  • Representing California state agency defendants in connection with complex state environmental litigation concerning remediation of the Leviathan Mine Superfund Site, an inactive sulphur mine discharging acid mine drainage into surface waters; work included prevailing on key motions and successful settlement of the case on the third day of a scheduled five-week jury trial (Atlantic Richfield v. State of California, et al., Case No. BC380474, Superior Court of the State of California, County of Los Angeles). Kaplan Kirsch & Rockwell currently advises these clients regarding two remedial investigations, feasibility studies and other compliance with the national contingency plan, among other issues.
  • Advised a reservoir operator regarding what reservoir maintenance activities would trigger mine permitting requirements in Colorado.
  • Represented the current owner in due diligence and acquisition of the Schwarzwalder Mine Site, Golden, Colorado, and negotiation of the associated terms and conditions of the transfer of permits, bonding, and orders governing closure and cleanup; currently represent the owner with respect to the ongoing reclamation and disposition of this site.
  • Represented the current owner in due diligence and acquisition of a former gravel quarry in Cañon City, Colorado, including the transfer of bonds and land use, mining, and Colorado Discharge Permit System permits for the site; currently represent the owner with respect to completing reclamation and terminating the mining permit and discharge permit to allow long term recreational use.
  • Represented a Utah municipality in negotiation of a settlement agreement and order on consent for engineering evaluation/cost analysis and removal action related to discharges from drainage infrastructure constructed within historical mine tailings; currently represent the client in implementation of the agreement and order and various cleanup and development related matters associated with historical mining operations in and around the city.

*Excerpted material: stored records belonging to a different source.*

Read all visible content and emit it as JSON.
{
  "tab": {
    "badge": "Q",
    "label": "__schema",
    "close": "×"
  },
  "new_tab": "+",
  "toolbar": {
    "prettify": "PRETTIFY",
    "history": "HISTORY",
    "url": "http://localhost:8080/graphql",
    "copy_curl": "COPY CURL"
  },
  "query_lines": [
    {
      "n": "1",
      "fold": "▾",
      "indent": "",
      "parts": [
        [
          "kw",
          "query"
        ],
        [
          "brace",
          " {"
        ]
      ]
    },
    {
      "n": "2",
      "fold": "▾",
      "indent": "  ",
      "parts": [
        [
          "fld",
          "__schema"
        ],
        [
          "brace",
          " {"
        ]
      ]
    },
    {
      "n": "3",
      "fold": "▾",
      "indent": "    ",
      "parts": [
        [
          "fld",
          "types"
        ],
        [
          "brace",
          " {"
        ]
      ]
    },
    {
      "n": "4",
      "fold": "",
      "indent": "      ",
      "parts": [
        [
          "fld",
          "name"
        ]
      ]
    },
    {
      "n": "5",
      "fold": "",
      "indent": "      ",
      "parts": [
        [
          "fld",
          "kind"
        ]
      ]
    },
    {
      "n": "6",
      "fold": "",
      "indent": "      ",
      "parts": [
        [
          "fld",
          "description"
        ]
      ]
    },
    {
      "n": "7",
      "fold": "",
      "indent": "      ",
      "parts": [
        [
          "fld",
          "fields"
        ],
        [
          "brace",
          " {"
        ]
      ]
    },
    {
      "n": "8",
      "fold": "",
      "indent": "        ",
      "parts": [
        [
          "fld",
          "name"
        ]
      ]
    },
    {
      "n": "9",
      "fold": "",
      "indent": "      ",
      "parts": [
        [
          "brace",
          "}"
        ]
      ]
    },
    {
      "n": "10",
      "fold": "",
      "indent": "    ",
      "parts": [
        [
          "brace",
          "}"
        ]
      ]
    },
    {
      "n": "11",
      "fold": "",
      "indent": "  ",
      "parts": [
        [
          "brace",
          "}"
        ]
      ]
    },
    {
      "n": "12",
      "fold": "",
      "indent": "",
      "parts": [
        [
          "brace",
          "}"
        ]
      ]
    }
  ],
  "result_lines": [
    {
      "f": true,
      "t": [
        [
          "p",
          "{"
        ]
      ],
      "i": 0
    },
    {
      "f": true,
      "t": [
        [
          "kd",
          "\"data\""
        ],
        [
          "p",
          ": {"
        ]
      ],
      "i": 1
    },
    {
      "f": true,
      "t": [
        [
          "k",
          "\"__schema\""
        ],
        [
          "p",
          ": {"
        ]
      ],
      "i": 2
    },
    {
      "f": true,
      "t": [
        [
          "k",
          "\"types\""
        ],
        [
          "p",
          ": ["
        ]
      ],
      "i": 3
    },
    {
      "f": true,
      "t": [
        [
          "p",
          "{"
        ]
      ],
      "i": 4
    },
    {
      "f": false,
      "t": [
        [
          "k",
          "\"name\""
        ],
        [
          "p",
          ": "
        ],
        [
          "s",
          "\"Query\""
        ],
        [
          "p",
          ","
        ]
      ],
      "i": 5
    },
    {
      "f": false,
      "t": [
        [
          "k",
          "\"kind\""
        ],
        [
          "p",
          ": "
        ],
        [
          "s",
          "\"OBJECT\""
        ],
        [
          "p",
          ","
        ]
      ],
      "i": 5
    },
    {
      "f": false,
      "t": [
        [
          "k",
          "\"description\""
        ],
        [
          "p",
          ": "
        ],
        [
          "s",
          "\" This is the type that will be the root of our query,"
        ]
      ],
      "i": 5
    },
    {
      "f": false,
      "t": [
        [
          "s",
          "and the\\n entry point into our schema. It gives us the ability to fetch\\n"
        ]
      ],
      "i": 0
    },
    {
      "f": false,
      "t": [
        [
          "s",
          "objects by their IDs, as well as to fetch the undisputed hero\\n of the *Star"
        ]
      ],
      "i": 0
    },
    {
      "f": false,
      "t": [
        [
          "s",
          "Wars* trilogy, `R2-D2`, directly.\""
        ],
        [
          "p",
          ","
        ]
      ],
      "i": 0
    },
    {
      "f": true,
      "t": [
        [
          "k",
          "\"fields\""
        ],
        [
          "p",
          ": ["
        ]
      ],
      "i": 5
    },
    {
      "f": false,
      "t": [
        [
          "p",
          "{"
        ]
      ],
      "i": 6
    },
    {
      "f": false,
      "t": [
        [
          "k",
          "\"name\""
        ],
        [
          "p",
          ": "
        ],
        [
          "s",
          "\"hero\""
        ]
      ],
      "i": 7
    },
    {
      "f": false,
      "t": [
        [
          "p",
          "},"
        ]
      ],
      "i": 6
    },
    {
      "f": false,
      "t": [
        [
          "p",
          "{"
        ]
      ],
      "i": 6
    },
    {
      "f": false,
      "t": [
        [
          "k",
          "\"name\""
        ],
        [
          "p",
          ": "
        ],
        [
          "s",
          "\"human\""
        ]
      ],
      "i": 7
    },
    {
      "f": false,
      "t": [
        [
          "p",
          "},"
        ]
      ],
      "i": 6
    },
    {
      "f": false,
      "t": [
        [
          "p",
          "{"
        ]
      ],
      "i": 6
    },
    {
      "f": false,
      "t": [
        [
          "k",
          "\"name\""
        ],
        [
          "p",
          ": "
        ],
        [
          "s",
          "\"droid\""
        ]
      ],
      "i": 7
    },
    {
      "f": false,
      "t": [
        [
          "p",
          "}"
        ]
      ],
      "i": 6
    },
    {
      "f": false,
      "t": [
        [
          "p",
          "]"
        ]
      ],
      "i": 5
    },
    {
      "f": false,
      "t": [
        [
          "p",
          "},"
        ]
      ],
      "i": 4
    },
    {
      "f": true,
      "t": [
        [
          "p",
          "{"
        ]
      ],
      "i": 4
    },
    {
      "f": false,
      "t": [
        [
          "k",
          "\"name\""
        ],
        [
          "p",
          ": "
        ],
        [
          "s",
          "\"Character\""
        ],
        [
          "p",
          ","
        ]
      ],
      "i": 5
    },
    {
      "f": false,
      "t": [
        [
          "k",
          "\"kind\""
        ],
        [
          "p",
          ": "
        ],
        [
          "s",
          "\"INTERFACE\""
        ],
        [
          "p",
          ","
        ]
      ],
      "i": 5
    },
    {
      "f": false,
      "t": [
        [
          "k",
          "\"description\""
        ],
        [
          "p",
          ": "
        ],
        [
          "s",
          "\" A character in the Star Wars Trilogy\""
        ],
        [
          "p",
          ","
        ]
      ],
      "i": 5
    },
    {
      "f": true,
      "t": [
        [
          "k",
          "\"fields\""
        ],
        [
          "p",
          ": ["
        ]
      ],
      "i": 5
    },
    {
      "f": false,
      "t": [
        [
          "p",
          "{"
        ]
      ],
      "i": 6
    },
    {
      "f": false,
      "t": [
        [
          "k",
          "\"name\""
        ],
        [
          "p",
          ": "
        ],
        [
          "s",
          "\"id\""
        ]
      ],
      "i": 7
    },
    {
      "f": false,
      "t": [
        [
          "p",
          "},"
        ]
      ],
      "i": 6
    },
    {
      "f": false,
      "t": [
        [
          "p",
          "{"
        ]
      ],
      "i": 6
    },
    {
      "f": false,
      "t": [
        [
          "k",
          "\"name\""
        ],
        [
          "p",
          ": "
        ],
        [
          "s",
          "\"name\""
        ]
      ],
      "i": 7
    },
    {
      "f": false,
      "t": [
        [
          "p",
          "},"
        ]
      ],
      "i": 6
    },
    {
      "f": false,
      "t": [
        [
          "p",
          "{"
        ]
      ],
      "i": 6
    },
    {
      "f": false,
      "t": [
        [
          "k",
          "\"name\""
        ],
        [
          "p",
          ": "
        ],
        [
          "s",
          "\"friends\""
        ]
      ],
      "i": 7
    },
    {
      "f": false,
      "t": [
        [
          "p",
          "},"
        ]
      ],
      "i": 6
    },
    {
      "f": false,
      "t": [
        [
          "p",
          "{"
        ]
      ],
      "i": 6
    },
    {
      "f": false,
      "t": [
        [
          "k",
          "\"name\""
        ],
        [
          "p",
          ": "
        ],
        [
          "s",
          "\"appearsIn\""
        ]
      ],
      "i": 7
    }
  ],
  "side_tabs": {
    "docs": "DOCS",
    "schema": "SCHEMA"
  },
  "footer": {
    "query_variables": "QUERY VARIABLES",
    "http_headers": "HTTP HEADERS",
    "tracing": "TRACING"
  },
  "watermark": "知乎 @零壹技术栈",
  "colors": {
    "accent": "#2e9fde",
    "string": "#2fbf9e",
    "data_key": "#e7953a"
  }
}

  • Firm attorney assisted a private responsible party in implementation of a comprehensive package of zoning, development guidelines, and public amenities intended to contribute to a more cost-effective remediation of a large Superfund mining site in Montana.  This representation also included the preparation of extensive public comments, analyses of “applicable or relevant and appropriate” cleanup requirements, and “shadow” assessments designed to facilitate the remedy selection process and to craft an administrative record supporting the client’s preferred remedy if a challenge became necessary.
  • Firm attorney represented EPA as the principal architect and lead federal negotiator for one of the largest and most innovative settlements in the history of the Superfund program; negotiated environmental cost overrun insurance, a finite risk policy, indemnities, corporate guarantees, bonds, and other insurance and finance tools to secure perpetual treatment of acid mine drainage pollution containing toxic metals, which if left untreated, would threaten critical spawning habitat for a number of endangered species.  Followed successful litigation on the merits (U.S. v. Iron Mountain Mines, Inc., 987 F. Supp. 1277 (E.D. Cal. 1997); U.S. v. Iron Mountain Mines, Inc., 987 F. Supp. 1263 (E.D. Cal. 1997); U.S. v. Iron Mountain Mines, Inc., 987 F. Supp. 1233 (E.D. Cal. 1997)).
  • Firm attorney represented California state agency in negotiating and overseeing a consent agreement for long term mine remediation addressing both discharges to surface water and groundwater and management of historical mine tailings.